Sorry - no. UG’s twist-tooth shape and HG’s ramped cogs are very different, and put different loads on a chain that would cause the chain to break under load.

If you were thinking of transferring the cogs on your wheel to the trainer - they will not fit onto any modern freehub system. 6/7 speed Uniglide cogs and modern Hyperglide cogs are completely incompatible in that way.

Bottom line - It’s going to take way too much time & money to try to hack together what you’re proposing, and it’s going to be metal-on-metal noisy and not shift worth a damn.

Ok. The last time I had fishing gear in my drivetrain was in the 80s so I’m not exactly an expert… Anyway, I presume with a new chain and a new cassette you should be in the clear, even if you stay with 7-speed.
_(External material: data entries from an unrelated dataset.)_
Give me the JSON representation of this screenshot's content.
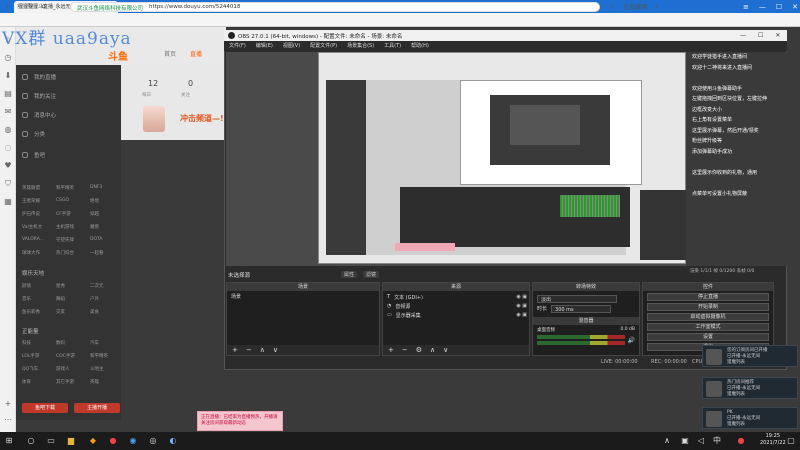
{
  "browser": {
    "tab_title": "狸狸狸狸斗直播_永远无间直播_斗鱼",
    "url_host": "武汉斗鱼网络科技有限公司",
    "url": "https://www.douyu.com/5244018",
    "search_placeholder": "在此搜索"
  },
  "watermark": "VX群 uaa9aya",
  "site": {
    "brand": "斗鱼",
    "nav": [
      "首页",
      "直播"
    ],
    "banner_counts": [
      {
        "num": "12",
        "label": "每日"
      },
      {
        "num": "0",
        "label": "关注"
      }
    ],
    "banner_title": "冲击频道—!",
    "sidebar_items": [
      "我的直播",
      "我的关注",
      "消息中心",
      "分类",
      "鱼吧"
    ],
    "sidebar_grid": [
      [
        "英雄联盟",
        "和平精英",
        "DNF3"
      ],
      [
        "王者荣耀",
        "CSGO",
        "绝地"
      ],
      [
        "炉石传说",
        "CF手游",
        "穿越"
      ],
      [
        "Val主机大",
        "主机游戏",
        "魔兽"
      ],
      [
        "VALORA...",
        "守望先锋",
        "DOTA"
      ],
      [
        "球球大作",
        "热门综合",
        "一起看"
      ]
    ],
    "sidebar_section": "娱乐天地",
    "sidebar_grid2": [
      [
        "颜值",
        "星秀",
        "二次元"
      ],
      [
        "音乐",
        "舞蹈",
        "户外"
      ],
      [
        "鱼乐新秀",
        "交友",
        "美食"
      ]
    ],
    "sidebar_section2": "正能量",
    "sidebar_grid3": [
      [
        "科技",
        "数码",
        "汽车"
      ],
      [
        "LOL手游",
        "COC手游",
        "和平精英"
      ],
      [
        "QQ飞车",
        "游戏人",
        "斗地主"
      ],
      [
        "体育",
        "其它手游",
        "英雄"
      ]
    ],
    "sidebar_buttons": [
      "鱼吧下载",
      "主播开播"
    ],
    "notice": "正在直播：已结束为直播预热，开播请关注房间获取最新动态"
  },
  "obs": {
    "title": "OBS 27.0.1 (64-bit, windows) - 配置文件: 未命名 - 场景: 未命名",
    "menu": [
      "文件(F)",
      "编辑(E)",
      "视图(V)",
      "配置文件(P)",
      "场景集合(S)",
      "工具(T)",
      "帮助(H)"
    ],
    "scene_label": "未选择源",
    "scene_controls": [
      "属性",
      "滤镜"
    ],
    "stats": "渲染 1/1/1  帧 0/1200  丢帧 0/0",
    "docks": {
      "scenes": {
        "title": "场景",
        "items": [
          "场景"
        ]
      },
      "sources": {
        "title": "来源",
        "items": [
          "文本 (GDI+)",
          "音频源",
          "显示器采集"
        ]
      },
      "mixer": {
        "title": "混音器",
        "items": [
          {
            "name": "桌面音频",
            "db": "0.0 dB"
          }
        ]
      },
      "transitions": {
        "title": "转场特效",
        "fade": "淡出",
        "duration_label": "时长",
        "duration": "300 ms"
      },
      "controls": {
        "title": "控件",
        "buttons": [
          "停止直播",
          "开始录制",
          "启动虚拟摄像机",
          "工作室模式",
          "设置",
          "退出"
        ]
      }
    },
    "status": {
      "live": "LIVE: 00:00:00",
      "rec": "REC: 00:00:00",
      "cpu": "CPU: 3.0%, 30.00 fps"
    }
  },
  "chat_overlay": [
    "欢迎学徒猎手进入直播间",
    "欢迎十二神将来进入直播间",
    "",
    "欢迎使用斗鱼弹幕助手",
    "左键拖拽回到区块位置，左键拉伸",
    "边框改变大小",
    "右上角有设置菜单",
    "这里展示弹幕，然后开通/领奖",
    "粉丝牌升级等",
    "添加弹幕助手成功",
    "",
    "这里展示你收到的礼物，通用",
    "",
    "点菜单可设置小礼物屏蔽"
  ],
  "toasts": [
    {
      "title": "您的订阅房间已开播",
      "sub": "已开播-永远无间",
      "tag": "猎魔列表"
    },
    {
      "title": "热门房间推荐",
      "sub": "已开播-永远无间",
      "tag": "猎魔列表"
    },
    {
      "title": "PK",
      "sub": "已开播-永远无间",
      "tag": "猎魔列表"
    }
  ],
  "taskbar": {
    "time": "19:25",
    "date": "2021/7/22"
  }
}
Hi everybody, I’ve recently changed to a 12speed mtb groupset, so I wanted to do the same with my elite suito cassette, to match my gear. I’ve purchased the microspline freehub for shimano, so I could install the new cassette. The problem is that while all switch perfectly on my bike, when I’m in the trainer I have issues switching , it’s not adjusted at all. How is this possible? With my old 2x10 groupset all was working fine in both, bike and trainer.

Thanks for your help

You also changed your shifters and rear mech to 12speed right? Edit: I think I asked a dumb question.

You’ll have to adjust your rear mech. The B-screw adjustment is very critical to get right on 12-speed but its likely that the new free-hub tolerance isnt quite matching that of the old on your bike so adjust at the barrel is all it will take after the B adjustment.

A post was split to a new topic: 7 speed cassette question

Hi! I’ve been searching as well as contacting Zwift and Saris about this. And i continue to hear conflicting answers. I have a SRAM SX-PG1210 / 11-50 T cassette. Are you saying this will work flawlessly? I’ve been told i wouldn’t be able to use the largest cog as it would run into the trainer. I’m also trying to get a Saris Hammer trainer. Thanks!

Not sure about the cog but the RD might be an issue. I have 28 and small cassette RD and it seems close on my H3. I can take a close look but it will be a couple days as my bike is in the shop.

I think I’m at the point where i simply want to know if it’s physically possible to fit the cassette on the trainer and ride without it being a problem, and just not shift to the largest.

Well it works with Kickr: Smart Trainer Tip: SRAM Eagle NX Cassette for MTB/Gravel Bikes // Shimano HG Compatible // Save :moneybag: - YouTube

You could try asking Shane if he has tried on the H3.